WORK TO BE COMPLETED: In the records below, some lines contain the word "handle". Copy each of them.

MATERIAL PROVIDED:
::::::::::

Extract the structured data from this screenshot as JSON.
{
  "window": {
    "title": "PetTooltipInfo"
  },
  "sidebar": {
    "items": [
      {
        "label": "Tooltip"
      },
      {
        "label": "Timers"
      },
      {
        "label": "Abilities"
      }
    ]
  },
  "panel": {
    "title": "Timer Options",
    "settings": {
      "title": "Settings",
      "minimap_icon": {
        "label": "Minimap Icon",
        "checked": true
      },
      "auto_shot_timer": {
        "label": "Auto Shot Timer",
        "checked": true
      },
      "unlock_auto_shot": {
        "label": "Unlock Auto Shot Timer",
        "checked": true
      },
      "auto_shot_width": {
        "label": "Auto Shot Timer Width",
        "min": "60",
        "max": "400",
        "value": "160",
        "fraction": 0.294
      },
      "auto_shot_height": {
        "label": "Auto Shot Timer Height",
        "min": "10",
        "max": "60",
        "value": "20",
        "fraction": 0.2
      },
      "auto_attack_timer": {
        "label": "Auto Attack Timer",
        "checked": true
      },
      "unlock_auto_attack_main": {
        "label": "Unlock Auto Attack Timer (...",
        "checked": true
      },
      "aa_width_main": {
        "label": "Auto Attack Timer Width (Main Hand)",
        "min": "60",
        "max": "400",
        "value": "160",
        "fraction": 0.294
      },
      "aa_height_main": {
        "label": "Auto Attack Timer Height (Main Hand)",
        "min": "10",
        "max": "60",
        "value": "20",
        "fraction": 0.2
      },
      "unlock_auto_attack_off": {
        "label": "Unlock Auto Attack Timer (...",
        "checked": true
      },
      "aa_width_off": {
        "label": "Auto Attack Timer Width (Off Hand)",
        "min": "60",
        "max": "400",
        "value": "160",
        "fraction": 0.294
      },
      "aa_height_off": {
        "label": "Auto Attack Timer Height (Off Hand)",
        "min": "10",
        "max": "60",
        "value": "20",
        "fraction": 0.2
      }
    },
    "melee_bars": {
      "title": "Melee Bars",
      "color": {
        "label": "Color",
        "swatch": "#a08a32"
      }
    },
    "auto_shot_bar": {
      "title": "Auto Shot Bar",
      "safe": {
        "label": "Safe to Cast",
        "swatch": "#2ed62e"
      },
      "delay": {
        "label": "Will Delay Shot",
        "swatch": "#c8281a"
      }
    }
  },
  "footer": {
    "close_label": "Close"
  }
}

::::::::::

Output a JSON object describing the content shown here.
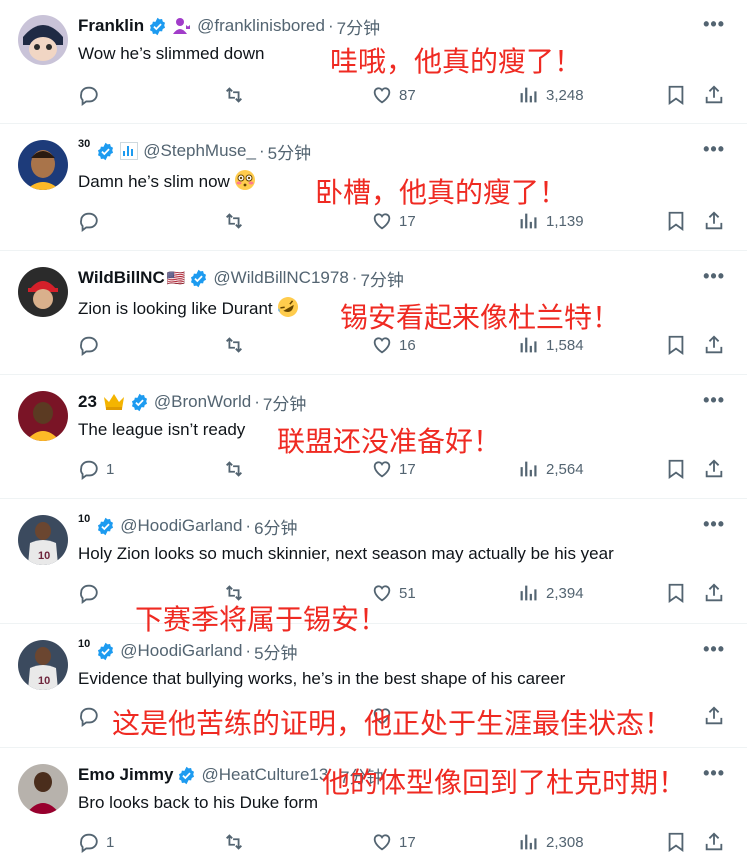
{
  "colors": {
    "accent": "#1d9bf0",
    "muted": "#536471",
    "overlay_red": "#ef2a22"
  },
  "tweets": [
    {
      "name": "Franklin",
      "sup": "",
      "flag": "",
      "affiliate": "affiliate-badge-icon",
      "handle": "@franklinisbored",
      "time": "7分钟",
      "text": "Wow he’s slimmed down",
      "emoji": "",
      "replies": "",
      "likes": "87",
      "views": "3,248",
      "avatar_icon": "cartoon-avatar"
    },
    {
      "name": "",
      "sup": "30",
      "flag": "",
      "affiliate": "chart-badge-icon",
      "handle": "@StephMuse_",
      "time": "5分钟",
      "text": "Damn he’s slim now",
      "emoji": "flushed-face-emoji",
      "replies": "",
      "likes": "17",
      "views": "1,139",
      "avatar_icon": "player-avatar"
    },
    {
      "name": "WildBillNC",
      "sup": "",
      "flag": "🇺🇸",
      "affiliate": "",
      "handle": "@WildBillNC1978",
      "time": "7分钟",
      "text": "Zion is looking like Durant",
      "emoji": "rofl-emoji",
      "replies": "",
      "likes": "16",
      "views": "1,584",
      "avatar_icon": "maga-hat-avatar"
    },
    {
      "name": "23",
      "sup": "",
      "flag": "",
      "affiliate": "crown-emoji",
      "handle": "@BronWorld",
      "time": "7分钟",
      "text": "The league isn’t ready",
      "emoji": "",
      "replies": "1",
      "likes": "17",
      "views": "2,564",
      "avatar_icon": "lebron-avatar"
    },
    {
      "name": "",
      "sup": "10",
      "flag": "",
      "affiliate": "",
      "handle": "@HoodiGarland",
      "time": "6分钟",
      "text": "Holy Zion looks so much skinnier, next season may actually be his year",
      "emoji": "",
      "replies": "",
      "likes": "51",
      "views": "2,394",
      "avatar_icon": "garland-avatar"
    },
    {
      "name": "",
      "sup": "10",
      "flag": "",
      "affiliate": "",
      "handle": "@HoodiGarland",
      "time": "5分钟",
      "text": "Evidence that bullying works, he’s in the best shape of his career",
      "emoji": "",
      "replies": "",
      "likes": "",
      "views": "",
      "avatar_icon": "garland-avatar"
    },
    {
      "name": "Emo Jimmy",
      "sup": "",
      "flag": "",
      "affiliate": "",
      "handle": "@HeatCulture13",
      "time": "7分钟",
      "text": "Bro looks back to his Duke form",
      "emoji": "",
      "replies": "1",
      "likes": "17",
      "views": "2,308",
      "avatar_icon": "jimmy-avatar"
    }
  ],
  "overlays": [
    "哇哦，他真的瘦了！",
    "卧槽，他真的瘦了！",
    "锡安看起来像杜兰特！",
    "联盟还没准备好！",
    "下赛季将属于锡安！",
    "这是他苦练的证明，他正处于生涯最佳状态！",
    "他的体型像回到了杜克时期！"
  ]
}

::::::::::

ANSWER SECTION:
      "handle": "@franklinisbored",
      "handle": "@StephMuse_",
      "handle": "@WildBillNC1978",
      "handle": "@BronWorld",
      "handle": "@HoodiGarland",
      "handle": "@HoodiGarland",
      "handle": "@HeatCulture13",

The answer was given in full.